Interface dataset entries:
——

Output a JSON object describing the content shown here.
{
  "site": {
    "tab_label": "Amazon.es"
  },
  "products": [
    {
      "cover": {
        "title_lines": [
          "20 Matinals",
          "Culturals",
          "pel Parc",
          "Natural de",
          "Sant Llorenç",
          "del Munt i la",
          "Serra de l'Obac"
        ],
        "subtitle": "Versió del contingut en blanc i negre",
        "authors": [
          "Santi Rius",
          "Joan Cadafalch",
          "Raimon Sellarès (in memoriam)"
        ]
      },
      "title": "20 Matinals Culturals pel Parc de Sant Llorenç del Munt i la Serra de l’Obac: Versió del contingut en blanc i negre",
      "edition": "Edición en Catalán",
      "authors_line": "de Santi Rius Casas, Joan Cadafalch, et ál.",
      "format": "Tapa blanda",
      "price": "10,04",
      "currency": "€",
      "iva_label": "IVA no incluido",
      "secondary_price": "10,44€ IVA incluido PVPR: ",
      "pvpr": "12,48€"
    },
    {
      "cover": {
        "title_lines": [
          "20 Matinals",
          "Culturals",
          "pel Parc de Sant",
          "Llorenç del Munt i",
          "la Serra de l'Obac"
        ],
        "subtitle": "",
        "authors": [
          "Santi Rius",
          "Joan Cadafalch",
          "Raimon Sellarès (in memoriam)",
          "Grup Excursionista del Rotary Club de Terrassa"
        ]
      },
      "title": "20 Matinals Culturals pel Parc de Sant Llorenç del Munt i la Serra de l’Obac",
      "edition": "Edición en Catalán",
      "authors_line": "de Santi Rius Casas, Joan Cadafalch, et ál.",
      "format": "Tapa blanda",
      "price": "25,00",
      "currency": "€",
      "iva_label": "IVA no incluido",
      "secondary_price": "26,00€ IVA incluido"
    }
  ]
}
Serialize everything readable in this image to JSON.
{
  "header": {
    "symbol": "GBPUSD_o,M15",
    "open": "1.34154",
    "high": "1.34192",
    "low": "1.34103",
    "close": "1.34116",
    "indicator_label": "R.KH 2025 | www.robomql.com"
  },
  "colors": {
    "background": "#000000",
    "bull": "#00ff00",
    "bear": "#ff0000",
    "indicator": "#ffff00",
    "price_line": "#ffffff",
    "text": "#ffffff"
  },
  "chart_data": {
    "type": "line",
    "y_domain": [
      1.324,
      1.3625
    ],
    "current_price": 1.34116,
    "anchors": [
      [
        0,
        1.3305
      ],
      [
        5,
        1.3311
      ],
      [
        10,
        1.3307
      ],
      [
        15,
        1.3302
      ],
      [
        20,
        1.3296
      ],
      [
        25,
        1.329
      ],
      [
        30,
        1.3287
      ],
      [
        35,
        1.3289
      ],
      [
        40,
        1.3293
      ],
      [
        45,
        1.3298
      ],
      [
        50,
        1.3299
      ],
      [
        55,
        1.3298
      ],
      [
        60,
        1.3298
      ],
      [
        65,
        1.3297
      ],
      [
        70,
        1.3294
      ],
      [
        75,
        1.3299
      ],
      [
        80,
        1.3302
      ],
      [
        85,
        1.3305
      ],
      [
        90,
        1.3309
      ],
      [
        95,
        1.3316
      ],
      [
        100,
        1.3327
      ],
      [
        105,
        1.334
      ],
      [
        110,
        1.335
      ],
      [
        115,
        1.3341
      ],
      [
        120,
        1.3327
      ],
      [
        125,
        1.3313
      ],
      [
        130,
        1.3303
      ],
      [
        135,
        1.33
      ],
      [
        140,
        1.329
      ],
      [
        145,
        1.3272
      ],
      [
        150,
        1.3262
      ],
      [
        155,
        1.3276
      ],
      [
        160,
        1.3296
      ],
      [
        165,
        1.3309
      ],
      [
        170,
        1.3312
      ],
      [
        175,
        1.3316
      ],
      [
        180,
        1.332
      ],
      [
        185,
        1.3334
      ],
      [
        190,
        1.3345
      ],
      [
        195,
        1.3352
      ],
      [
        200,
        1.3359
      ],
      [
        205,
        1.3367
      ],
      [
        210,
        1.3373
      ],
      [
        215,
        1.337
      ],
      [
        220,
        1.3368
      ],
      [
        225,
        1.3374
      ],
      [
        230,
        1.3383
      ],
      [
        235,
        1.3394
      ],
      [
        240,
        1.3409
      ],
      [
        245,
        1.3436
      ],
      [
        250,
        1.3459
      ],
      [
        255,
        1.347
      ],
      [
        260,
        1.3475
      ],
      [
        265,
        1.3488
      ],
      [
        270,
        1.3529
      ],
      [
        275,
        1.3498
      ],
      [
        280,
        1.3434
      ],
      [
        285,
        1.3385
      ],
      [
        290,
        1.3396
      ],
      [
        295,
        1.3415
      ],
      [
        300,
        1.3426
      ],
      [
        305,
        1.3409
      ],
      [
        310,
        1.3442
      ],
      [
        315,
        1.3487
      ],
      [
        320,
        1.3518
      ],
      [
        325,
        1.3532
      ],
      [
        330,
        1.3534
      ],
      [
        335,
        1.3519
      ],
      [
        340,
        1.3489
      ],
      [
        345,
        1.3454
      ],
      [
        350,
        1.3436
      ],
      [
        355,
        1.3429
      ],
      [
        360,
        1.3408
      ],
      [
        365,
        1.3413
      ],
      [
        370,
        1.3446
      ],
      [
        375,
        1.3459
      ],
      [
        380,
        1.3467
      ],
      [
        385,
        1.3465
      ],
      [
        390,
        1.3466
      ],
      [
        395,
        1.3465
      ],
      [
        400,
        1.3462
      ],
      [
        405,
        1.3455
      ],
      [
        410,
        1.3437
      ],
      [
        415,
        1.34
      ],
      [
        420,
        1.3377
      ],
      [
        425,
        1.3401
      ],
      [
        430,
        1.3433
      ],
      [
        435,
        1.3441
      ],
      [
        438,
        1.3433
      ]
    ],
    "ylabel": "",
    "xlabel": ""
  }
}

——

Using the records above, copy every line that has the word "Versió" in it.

        "subtitle": "Versió del contingut en blanc i negre",
      "title": "20 Matinals Culturals pel Parc de Sant Llorenç del Munt i la Serra de l’Obac: Versió del contingut en blanc i negre",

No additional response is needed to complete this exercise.